With support from the University of Richmond

History News Network

History News Network puts current events into historical perspective. Subscribe to our newsletter for new perspectives on the ways history continues to resonate in the present. Explore our archive of thousands of original op-eds and curated stories from around the web. Join us to learn more about the past, now.

How ‘The Vietnam War’ Surprised Co-Director Lynn Novick

“So much of what I thought I knew just turned out not to be correct,” says Lynn Novick, discussing what she learned while working on the upcoming documentary series “The Vietnam War,” which she co-directed alongside longtime creative partner Ken Burns. “In every aspect of this war, there are many, many misconceptions, and I certainly harbored many of them,” she tells Daily Beast Editor-in-Chief John Avlon in our interview.  “So, it was really a process of just leaving the baggage at the door, and trying to trust people who know a lot more about this than we do.”

Novick and Burns explore the war from nearly every angle imaginable, in the process creating an emotional, insightful, and often harrowing documentary. For them, that means purposefully including perspectives from Southern and Northern Vietnamese—viewpoints often ignored in American-made histories of the conflict—alongside stories of American soldiers’ courage. “There were other people involved,” she says, about the North’s experience, “so, it's not just that we lost it or that we didn't win. You're only knowing a third of the experience if you just focus on what happened to Americans and why.”
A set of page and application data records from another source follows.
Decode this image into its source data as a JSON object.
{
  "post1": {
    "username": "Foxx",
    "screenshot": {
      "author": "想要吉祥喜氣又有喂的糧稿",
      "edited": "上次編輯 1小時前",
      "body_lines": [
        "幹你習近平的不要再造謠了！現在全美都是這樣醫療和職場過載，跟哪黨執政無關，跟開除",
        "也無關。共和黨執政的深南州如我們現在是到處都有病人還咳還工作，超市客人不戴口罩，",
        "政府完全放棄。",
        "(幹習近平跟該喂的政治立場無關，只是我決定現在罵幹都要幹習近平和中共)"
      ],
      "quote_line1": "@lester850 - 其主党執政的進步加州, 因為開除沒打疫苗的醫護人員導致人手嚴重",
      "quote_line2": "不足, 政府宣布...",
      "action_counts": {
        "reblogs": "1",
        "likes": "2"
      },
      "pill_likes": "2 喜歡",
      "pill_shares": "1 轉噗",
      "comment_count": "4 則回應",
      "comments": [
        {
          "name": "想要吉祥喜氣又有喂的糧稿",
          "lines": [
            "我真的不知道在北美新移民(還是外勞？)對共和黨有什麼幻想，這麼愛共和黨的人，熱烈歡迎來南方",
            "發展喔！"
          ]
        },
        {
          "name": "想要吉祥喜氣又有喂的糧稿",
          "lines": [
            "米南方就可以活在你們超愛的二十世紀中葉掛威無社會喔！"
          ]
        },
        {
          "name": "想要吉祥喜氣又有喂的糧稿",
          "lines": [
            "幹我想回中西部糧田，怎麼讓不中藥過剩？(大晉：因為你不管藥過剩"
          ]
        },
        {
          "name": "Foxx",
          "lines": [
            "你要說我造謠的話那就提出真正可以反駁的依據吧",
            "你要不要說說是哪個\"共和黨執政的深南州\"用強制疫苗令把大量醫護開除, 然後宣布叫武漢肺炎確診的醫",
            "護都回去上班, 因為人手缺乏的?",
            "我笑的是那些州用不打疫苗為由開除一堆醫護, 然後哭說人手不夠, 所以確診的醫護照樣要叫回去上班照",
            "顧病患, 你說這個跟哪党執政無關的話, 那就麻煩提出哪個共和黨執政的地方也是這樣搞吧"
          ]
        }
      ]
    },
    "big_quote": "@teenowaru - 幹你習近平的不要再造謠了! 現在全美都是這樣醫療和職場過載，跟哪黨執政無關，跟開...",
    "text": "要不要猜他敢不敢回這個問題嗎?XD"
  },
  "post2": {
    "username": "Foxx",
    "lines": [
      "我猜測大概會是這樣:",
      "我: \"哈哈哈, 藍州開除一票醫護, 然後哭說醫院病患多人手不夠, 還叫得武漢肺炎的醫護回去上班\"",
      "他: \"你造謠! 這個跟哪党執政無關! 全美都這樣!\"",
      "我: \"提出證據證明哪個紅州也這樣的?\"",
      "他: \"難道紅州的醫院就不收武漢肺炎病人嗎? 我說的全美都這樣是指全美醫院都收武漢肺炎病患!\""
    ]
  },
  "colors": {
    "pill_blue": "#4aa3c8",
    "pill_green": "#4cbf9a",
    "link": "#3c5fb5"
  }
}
She goes on to speak of her surprise when interviewing many Vietnamese about their experiences during the war, recounting a general sentiment she often heard expressed in these interviews: “‘No one's ever asked me to talk about what was my own personal experience of the war,’” she says, paraphrasing Vietnamese interviewees.“‘What do I remember, what happened, that kind of thing.’ So, it was revelatory for them to sit down with us and tell their story. Over and over again, we just kept hearing, you know, ‘We don't think our children and grandchildren know anything about what the war was really like. They know the official narrative of the war, and that it was a great heroic struggle for our country, and we're proud of that—but what did it really cost?’”

Read entire article at PBS